** GIVEN ENTRIES follows **

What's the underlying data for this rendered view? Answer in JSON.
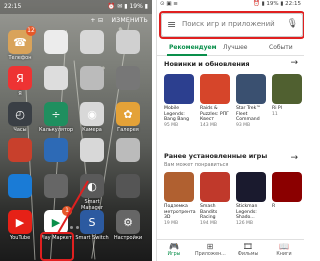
{
  "left": {
    "status_time": "22:15",
    "status_right": "⏰ ✉ ▮ 19% ▮",
    "actions": [
      "+ ⊟",
      "ИЗМЕНИТЬ"
    ],
    "apps": [
      {
        "label": "Телефон",
        "color": "#d9a35a",
        "icon": "phone-icon"
      },
      {
        "label": "",
        "color": "#ececec",
        "icon": "blank-icon"
      },
      {
        "label": "",
        "color": "#d8d8d8",
        "icon": "blank-icon"
      },
      {
        "label": "",
        "color": "#d0d0d0",
        "icon": "blank-icon"
      },
      {
        "label": "Я",
        "color": "#e33",
        "icon": "yandex-icon"
      },
      {
        "label": "",
        "color": "#ddd",
        "icon": "blank-icon"
      },
      {
        "label": "",
        "color": "#bbb",
        "icon": "blank-icon"
      },
      {
        "label": "",
        "color": "#777",
        "icon": "blank-icon"
      },
      {
        "label": "Часы",
        "color": "#3a3f45",
        "icon": "clock-icon"
      },
      {
        "label": "Калькулятор",
        "color": "#1f8f5f",
        "icon": "calculator-icon"
      },
      {
        "label": "Камера",
        "color": "#d8d8d8",
        "icon": "camera-icon"
      },
      {
        "label": "Галерея",
        "color": "#e4a238",
        "icon": "gallery-icon"
      },
      {
        "label": "",
        "color": "#c8402c",
        "icon": "blank-icon"
      },
      {
        "label": "",
        "color": "#2d6ab6",
        "icon": "blank-icon"
      },
      {
        "label": "",
        "color": "#d8d8d8",
        "icon": "blank-icon"
      },
      {
        "label": "",
        "color": "#bbb",
        "icon": "blank-icon"
      },
      {
        "label": "",
        "color": "#1a7bd6",
        "icon": "blank-icon"
      },
      {
        "label": "",
        "color": "#666",
        "icon": "blank-icon"
      },
      {
        "label": "Smart Manager",
        "color": "#5a5a5a",
        "icon": "smart-manager-icon"
      },
      {
        "label": "",
        "color": "#555",
        "icon": "blank-icon"
      },
      {
        "label": "YouTube",
        "color": "#e62117",
        "icon": "youtube-icon"
      },
      {
        "label": "Play Маркет",
        "color": "#ffffff",
        "icon": "play-store-icon"
      },
      {
        "label": "Smart Switch",
        "color": "#2c5aa0",
        "icon": "smart-switch-icon"
      },
      {
        "label": "Настройки",
        "color": "#666",
        "icon": "settings-icon"
      }
    ],
    "badge_phone": "12",
    "badge_store": "1"
  },
  "right": {
    "status_left": "⊙ ▣ ≡",
    "status_right": "⏰ ▮ 19% ▮ 22:15",
    "search_placeholder": "Поиск игр и приложений",
    "tabs": [
      "Рекомендуем",
      "Лучшее",
      "Событи"
    ],
    "section1": {
      "title": "Новинки и обновления",
      "arrow": "→"
    },
    "section1_apps": [
      {
        "name": "Mobile Legends: Bang Bang",
        "size": "95 MB",
        "color": "#2c3f8f"
      },
      {
        "name": "Raids & Puzzles: РПГ Квест",
        "size": "143 MB",
        "color": "#d6452a"
      },
      {
        "name": "Star Trek™ Fleet Command",
        "size": "93 MB",
        "color": "#3a5070"
      },
      {
        "name": "Ri Pl",
        "size": "11",
        "color": "#506030"
      }
    ],
    "section2": {
      "title": "Ранее установленные игры",
      "subtitle": "Вам может понравиться",
      "arrow": "→"
    },
    "section2_apps": [
      {
        "name": "Подземка метротрента 3D",
        "size": "19 MB",
        "color": "#b06030"
      },
      {
        "name": "Smash Bandits Racing",
        "size": "194 MB",
        "color": "#c0392b"
      },
      {
        "name": "Stickman Legends: Shado...",
        "size": "126 MB",
        "color": "#1a1a2e"
      },
      {
        "name": "R",
        "size": "",
        "color": "#8b0000"
      }
    ],
    "bottom_nav": [
      {
        "label": "Игры",
        "icon": "gamepad-icon"
      },
      {
        "label": "Приложен...",
        "icon": "apps-icon"
      },
      {
        "label": "Фильмы",
        "icon": "film-icon"
      },
      {
        "label": "Книги",
        "icon": "book-icon"
      }
    ]
  }
}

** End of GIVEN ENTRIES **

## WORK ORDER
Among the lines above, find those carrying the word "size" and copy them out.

## TASK ANSWER
        "size": "95 MB",
        "size": "143 MB",
        "size": "93 MB",
        "size": "11",
        "size": "19 MB",
        "size": "194 MB",
        "size": "126 MB",
        "size": "",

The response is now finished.